I woke up a little disappointed. It would be our last full day on the Isaac Evans. We pulled up the anchor to let the ship know we were waking it up. Then we sailed to an island where we would possibly ave the most extravagant feast of all time. Maine is famous for one main food, lobster. We had about forty to fifty pounds of lobster on the ship. We would stop at the island and boil every one of them. I actually swam from the boat to the island. They dropped the lobsters into the boiling water and the high pitched scream they made caused a shiver to run down my spine.

We all were overwhelmed with anticipation as we stood around the boiling crustaceans. I was up first. I got my lobster and was extremely annoyed at being reminded that you have to get all the meat from the tail first. Finally, I had the meat out. I took the white meat toward my mouth dripping warm butter and shoved it in my mouth so fast, I practically inhaled it. The juices exploded down my throat leaving me in a taste enveloped high. I swam back to the ship with a full belly and a tired body, then went to sleep dreading the next day.

I woke the next morning wanting to go back to sleep. I wasn’t ready to leave. I loved the boat, when I stepped off the boat I would just get on a plane and head back to Alabama. But we had only paid for four days and I had to leave. I got packed and was ready to leave when Captain Brenda stopped me. “Josh,” she started, “I had a good time, I will miss you and your camera. Make sure you send me a copy of your video. I just want to say goodbye.”

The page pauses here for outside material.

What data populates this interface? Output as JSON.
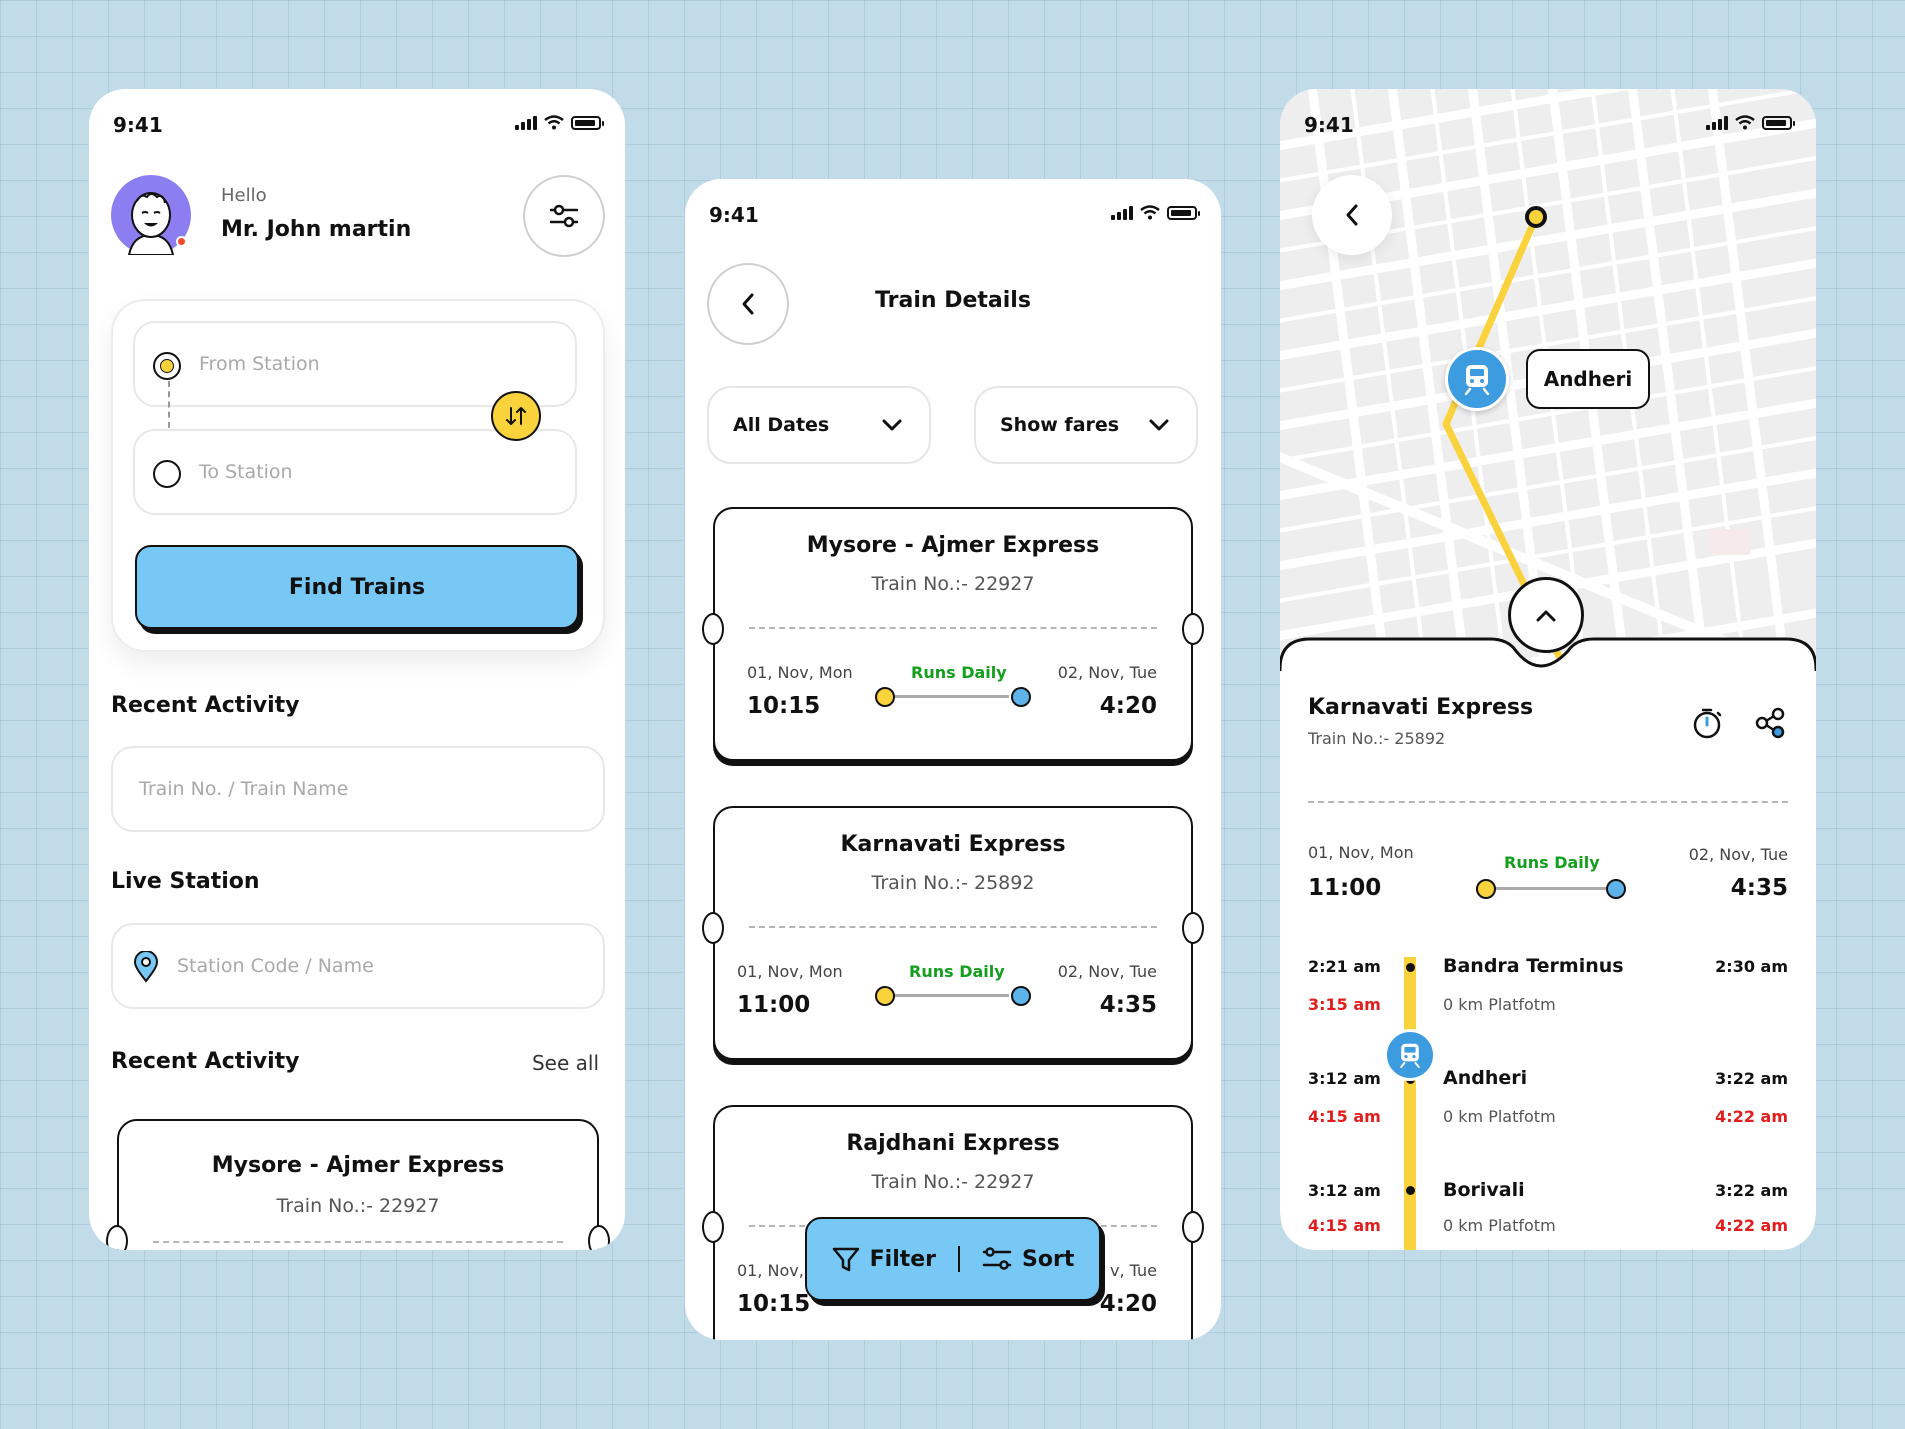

“Goodbye, Captain,” and I turned and walked off the boat. I wanted to say goodbye to a boat. I felt so stupid. Then I kept walking to the car, got in and never saw the ship again. We drove to Portland and said goodbye to the relatives. Then headed to the airport and boarded our plane...thousands of feet above the ground, I looked through the window and saw Maine’s ocean. I put my forehead against the glass, gazing at the endless blue.

“Goodbye, Isaac Evans,” I whispered."

Thanks for such a great story, Josh! I truly enjoyed experiencing the trip through your words (and your video!) You are a talented young man and I look forward to more great things from you! I'll try to work on not being so scary :-) and you've reminded me that I need to make a lanyard for the bubble wand!

I especially like the part about you saying your goodbye from the air. I have guests each summer that simply don't want to leave and I'm sure they'll agree that your desire to say goodbye to the boat was not "stupid" at all. I talk to her all the time. Even now, in the winter, when I stop by to work on projects, the first thing I always do is greet her with a "Hey, girl. How ya' doin'?" I imagine that she is as thankful for the rest after a busy season as I am and that she has no desire to sail about in winter weather. But I also imagine that she is as anxious as I am for the new coats of paint and varnish and to get back out there again under full sail!

Friday, February 01, 2008

Go Pats!

It's Super Bowl weekend and Brian and I will be watching the game and cheering for the Patriots! I've been a Patriots fan for years and years....since long before the "dynasty"...we even fly a Patriots flag from the mast of the schooner! So it's amazing to see them doing so well the past few years and with an unequaled record this year.

My friend Mike probably still wants to see the Patriots lose a game because he is a Dolphins fan and doesn't want another team to go an entire regular season and play-off season with no losses. But the Pats have really already beaten that record because of the longer season...

I would much rather be watching the Patriots play the Packers....but, maybe a win over the Giants will be even sweeter!

Go Pats!